Archive for the ‘Studio Construction’ Category

Comments Off on Reflecting on Studio Efficiency – Meet Lori Watts

Reflecting on Studio Efficiency – Meet Lori Watts


I have yet to meet a clay artist outside of school settings who claims to have more space than they need to get their work done. Most, including me, have carved out a space somewhere that works just as long as there is some semblance of order. I have written about the work flow in a clay studio before and confess that I tweak that process with some regularity. It is refreshing to read that others face similar struggles and that they stop to reflect on the process occasionally.

Assorted Mugs - Lori Watts

Assorted Mugs – Lori Watts

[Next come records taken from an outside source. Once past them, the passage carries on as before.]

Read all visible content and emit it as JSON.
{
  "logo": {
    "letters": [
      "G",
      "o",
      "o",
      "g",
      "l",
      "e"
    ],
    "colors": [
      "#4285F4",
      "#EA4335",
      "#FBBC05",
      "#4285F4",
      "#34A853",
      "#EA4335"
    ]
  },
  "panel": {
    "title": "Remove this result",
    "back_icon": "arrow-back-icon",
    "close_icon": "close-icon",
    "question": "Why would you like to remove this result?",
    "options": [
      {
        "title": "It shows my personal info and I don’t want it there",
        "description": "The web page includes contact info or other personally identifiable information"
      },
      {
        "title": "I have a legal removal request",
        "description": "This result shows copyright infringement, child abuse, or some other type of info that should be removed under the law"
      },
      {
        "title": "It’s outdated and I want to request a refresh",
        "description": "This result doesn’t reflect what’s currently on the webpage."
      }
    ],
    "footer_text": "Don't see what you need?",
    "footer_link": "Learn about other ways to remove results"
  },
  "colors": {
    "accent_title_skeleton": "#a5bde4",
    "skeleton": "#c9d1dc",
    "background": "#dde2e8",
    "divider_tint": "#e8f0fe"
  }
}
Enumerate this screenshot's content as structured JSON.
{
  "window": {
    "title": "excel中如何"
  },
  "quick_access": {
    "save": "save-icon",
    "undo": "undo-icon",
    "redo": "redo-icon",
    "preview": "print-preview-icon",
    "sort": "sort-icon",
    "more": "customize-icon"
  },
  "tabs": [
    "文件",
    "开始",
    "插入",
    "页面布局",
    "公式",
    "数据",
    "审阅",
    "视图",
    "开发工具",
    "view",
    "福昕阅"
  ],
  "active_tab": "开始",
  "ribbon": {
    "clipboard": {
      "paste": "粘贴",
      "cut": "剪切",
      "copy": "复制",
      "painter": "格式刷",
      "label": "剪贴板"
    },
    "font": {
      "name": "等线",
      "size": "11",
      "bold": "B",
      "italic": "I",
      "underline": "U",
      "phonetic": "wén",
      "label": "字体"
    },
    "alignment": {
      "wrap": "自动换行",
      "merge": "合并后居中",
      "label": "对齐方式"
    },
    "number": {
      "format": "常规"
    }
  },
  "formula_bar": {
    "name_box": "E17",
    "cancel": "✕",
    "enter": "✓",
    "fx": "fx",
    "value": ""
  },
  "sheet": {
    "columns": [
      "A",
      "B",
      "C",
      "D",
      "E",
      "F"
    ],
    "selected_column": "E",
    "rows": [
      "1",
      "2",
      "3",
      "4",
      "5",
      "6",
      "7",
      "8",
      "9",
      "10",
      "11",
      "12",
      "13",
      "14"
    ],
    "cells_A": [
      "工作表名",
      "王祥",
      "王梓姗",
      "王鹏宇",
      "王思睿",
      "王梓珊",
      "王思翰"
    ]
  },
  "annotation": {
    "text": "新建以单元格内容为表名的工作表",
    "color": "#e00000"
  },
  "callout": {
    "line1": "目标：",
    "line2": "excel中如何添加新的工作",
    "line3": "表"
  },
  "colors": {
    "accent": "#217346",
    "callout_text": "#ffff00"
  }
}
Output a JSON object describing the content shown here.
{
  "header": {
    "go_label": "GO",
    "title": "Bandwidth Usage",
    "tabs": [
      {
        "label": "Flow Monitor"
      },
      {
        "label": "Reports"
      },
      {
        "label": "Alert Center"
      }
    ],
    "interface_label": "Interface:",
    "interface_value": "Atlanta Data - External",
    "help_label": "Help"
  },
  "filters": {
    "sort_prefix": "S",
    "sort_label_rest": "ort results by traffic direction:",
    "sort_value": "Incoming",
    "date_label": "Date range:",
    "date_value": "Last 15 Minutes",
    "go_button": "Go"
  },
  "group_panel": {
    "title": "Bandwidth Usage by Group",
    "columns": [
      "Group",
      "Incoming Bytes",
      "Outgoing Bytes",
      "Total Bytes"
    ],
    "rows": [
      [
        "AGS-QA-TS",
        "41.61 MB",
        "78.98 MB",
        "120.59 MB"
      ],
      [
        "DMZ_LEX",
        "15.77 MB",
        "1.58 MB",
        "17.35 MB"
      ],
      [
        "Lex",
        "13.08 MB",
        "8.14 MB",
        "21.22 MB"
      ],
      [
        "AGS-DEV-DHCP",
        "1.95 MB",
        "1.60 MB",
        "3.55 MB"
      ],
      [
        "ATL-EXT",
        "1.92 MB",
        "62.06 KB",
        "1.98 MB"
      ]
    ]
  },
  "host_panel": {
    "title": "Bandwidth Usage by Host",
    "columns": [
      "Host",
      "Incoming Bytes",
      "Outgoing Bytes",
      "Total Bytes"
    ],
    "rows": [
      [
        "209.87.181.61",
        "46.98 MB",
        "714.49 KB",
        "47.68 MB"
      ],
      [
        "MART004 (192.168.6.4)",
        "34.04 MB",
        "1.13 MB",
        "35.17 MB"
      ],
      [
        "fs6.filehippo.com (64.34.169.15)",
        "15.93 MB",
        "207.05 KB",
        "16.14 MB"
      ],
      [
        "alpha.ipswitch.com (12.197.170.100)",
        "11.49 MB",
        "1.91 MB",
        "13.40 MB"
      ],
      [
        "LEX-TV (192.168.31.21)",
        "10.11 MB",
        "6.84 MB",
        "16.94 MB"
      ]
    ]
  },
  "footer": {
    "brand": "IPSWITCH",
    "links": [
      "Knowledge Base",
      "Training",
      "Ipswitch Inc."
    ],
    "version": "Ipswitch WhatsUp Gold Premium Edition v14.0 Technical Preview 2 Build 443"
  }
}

Lori Watts is a clay artist living/working in Augusta, Maine. Her blog, Fine Mess Pottery, is one that I frequent and one that I recommend to other clay folks as an example of someone doing it right. In a new year’s post, Lori writes about her clean-up and re-organization of her studio workspace…and titled the post, A Work in Progress. It is worth the read if you have ever considered having your own studio. Lori’s focus on efficiency speaks well of her effort to keep her Fine Mess from becoming a Big Mess, a focus that I’ll need to remember. For me, there are points from her post that I will have to address that I have not seriously considered…like a place to process/package orders and where to keep those favorite books so they’ll not get covered in studio dust.

Enjoy A Fine Mess…and bring along a cup of coffee. I’ll stop now, before my coffee gets any colder.

Comments Off on Garagio Planning

Garagio Planning


Garage + Studio = GaragioIf the space in our home  actually housed a vehicle in the last 15 years, I might feel guilty for commandeering the 240 square feet of concrete floor to create a clay studio. It isn’t original, but the concept of garage + studio = garagio certainly applies. It will do until the space is formally named.  I’m considering “The Budget” for a sign on the door.  With that in mind, I could legitimately tell someone on campus, “I’ll be home working on the  budget and won’t be (completely) untruthful…just kidding, of course.

The preliminary clean-out is done.  That means that a box full of contractor sized trash bags is just about empty and the city dump is a little less empty.  It also means that there is a POD sitting in my driveway with salvaged treasures that must find a new location once the project is complete. That is a whole different story.

It might sound shocking that this retired architect hasn’t drawn up every little detail for the garagio…that will come in time. For now, I am still relishing the thought of having a dedicated space and I am researching what others have done to optimize small spaces to accommodate the numerous functions associated with the creation of ceramic objects.  There are numerous steps and inter-related functions to a ceramic studio and the workflow diagram that I illustrate here is just my first draft…more detail will be added before it is complete.